As well as reducing women to gender stereotypes, denying the complexity of career decisions (oh but if they were this simple!), the advert somehow also managed to also take a swipe at the arts, at a time when their very existence is in peril.
I can see why twitter erupted in outrage.
A classic error of judgment.
I think there is an important point the advert almost made, and it would be a great shame if we missed amid the (justified) criticism: that skills are not devalued by being transferable, that none of us are one thing or another. And that as a society we become more equal if we allow people the room to manoeuvre.
The art and tech worlds in particular are more closely linked than we might think.
The digital industry is enormously creative. We are not talking about rows of homogeneous workers tapping away at computers but a dynamic sector where some of the biggest ideas are being dreamt up and brought to reality. Tech is first and foremost about human potential, like that of the pioneering Ada Lovelace, celebrated the world over as the first recognised computer programmer.
She is the inspiration behind Ada, the National College for Digital Skills, where I am Principal. Our defining mission is to help women get a foot on the ladder in the tech industry, where they are still woefully under-represented. Just 16% of tech jobs in the UK are occupied by women.
The digital industry is enormously creative. We are not talking about rows of homogeneous workers tapping away at computers but a dynamic sector where some of the biggest ideas are being dreamt up and brought to reality.
We know that to inspire more women like Ada we need to offer training and industry nous, so we work directly with employers to provide this. Today we are opening a new campus in Manchester, building on the success of our college in London. This means many more women and students from low-income backgrounds will be able to forge rewarding careers.
It is brilliant to see so much diverse talent coming through the pipeline. And yet just like Fatima in the advert our young students might also be pulled in other directions or harbour other dreams. As a young girl, I was encouraged by my mother in textiles, which is still a great passion of mine. I pursued a career in tech not just because it made more financial sense – though there is no shame in this - but because I knew I could use my artistic flair in a slightly different way.
At Ada, our sixth form curriculum gives students three pathways – pioneer, innovator or creator. Students’ choices are guided from the start by possible career destinations. We deliberately set our students sights on the prize. This is particularly important for our female contingent who are less likely to value their skills and earning potential. This is another challenge we need to overcome if we want to diversify our top companies. It is not just about earning power but knowing our worth as women and that we deserve parity with men. If we choose a less lucrative career, for whatever reason, then let that career be rewarding and let it play to our skills.
We need to stop patronising women and over-simplifying their career choices for expediency. Let’s give women more choices and transferable skills.

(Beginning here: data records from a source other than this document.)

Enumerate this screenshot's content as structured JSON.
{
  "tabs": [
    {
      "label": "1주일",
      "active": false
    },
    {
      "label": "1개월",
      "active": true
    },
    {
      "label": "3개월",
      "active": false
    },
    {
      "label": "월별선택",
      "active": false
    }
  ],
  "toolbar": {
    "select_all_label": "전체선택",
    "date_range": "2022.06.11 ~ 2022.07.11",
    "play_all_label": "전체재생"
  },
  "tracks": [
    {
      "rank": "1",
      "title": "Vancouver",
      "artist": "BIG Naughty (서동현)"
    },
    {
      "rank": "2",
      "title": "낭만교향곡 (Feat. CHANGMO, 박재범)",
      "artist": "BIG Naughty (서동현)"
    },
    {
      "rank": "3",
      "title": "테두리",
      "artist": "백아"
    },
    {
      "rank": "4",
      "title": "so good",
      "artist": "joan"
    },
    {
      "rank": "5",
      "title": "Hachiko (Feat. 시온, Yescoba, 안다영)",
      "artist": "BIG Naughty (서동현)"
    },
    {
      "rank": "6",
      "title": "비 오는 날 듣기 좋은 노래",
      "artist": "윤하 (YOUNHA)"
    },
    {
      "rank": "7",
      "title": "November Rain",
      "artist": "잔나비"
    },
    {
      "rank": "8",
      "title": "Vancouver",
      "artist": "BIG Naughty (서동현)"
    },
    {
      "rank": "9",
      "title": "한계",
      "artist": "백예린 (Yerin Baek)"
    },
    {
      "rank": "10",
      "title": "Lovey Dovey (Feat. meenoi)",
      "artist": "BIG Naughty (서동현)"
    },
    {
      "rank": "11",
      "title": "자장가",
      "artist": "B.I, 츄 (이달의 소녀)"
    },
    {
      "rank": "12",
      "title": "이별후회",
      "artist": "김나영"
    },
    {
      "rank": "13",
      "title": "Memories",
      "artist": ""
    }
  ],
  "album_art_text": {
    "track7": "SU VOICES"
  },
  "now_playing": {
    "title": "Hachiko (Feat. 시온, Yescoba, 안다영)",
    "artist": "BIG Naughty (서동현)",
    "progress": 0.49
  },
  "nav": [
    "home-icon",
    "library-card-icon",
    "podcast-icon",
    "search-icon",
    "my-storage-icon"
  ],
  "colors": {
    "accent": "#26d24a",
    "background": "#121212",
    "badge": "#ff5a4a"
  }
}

Let’s recognise that with the right support, women will be able to contribute more, and our society and economy will benefit. Perhaps the ballerina could be a hidden coder after all.
This article was originally posted in The Telegraph.